How were slaves captured in Africa?
Most slaves in Africa were captured in wars or in surprise raids on villages. Adults were bound and gagged and infants were sometimes thrown into sacks.
In what year was the African slave trade abolished?
In January 1807, with a self-sustaining population of over four million slaves in the South, some Southern congressmen joined with the North in voting to abolish the African slave trade, an act that became effective January 1, 1808.
When was the slave trade stopped?
Abolition of the Slave Trade Act, 1807
On 25 March 1807, the Abolition of the Slave Trade Act entered the statute books. Nevertheless, although the Act made it illegal to engage in the slave trade throughout the British colonies, trafficking between the Caribbean islands continued, regardless, until 1811.
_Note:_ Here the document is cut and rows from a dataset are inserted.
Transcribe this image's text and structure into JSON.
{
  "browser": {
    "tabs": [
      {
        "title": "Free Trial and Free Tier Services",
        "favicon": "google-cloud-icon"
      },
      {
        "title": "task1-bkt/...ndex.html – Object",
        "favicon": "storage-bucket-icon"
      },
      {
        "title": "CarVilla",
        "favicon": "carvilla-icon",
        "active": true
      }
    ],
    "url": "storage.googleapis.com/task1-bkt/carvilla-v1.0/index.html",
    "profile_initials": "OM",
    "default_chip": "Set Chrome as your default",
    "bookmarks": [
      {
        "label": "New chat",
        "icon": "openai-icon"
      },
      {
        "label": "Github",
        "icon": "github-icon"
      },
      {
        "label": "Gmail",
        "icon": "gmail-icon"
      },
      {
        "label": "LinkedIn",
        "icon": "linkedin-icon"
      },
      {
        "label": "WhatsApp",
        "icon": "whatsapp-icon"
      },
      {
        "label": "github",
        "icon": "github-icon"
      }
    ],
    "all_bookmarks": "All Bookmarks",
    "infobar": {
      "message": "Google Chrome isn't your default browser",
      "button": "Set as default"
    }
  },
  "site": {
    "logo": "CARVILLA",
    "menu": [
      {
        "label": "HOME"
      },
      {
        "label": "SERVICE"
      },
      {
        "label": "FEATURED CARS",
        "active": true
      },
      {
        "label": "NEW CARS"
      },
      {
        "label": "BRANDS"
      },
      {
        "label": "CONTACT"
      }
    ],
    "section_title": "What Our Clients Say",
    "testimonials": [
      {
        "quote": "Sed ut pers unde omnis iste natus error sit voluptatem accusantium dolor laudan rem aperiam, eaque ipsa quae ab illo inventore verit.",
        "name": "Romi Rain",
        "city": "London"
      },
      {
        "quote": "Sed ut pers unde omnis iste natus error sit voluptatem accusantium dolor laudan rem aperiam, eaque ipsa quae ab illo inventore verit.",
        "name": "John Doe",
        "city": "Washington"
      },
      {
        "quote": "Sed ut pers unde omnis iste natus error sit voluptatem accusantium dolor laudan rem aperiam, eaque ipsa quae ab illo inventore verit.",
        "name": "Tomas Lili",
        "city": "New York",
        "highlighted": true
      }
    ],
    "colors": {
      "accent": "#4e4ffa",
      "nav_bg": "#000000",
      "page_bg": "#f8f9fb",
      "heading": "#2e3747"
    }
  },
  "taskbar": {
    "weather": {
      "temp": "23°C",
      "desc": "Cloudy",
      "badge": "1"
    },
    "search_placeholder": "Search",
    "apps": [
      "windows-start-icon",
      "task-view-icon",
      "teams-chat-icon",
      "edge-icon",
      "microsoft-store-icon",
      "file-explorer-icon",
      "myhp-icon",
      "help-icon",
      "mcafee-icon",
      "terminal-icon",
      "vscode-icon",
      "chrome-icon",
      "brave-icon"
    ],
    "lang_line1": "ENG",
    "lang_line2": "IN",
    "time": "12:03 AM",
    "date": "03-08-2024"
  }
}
What language did slaves from Africa speak?
In the English colonies Africans spoke an English-based Atlantic Creole, generally called plantation creole. Low Country Africans spoke an English-based creole that came to be called Gullah.
Who captured the first slaves in Africa?
The Portuguese, in the 16th century, were the first to engage in the Atlantic slave trade.
Who stopped the slave trade?
Who ended slavery?
How did the end of international slave trade affect Africa?
The size of the Atlantic slave trade dramatically transformed African societies. The slave trade brought about a negative impact on African societies and led to the long-term impoverishment of West Africa. This intensified effects that were already present amongst its rulers, kinships, kingdoms and in society.
Why did it take so long for slavery to end?
The main reason it took so long to abolish the slave trade was simply because the pro-slave trade lobby had too many important and powerful figures in the establishment.
When were slaves freed in England?
When did America stop importing slaves?
Which plantation had the most slaves?
the Whitney Plantation
Where did most of the slaves from Africa go?
The majority of enslaved Africans went to Brazil, followed by the Caribbean. A significant number of enslaved Africans arrived in the American colonies by way of the Caribbean, where they were “seasoned” and mentored into slave life.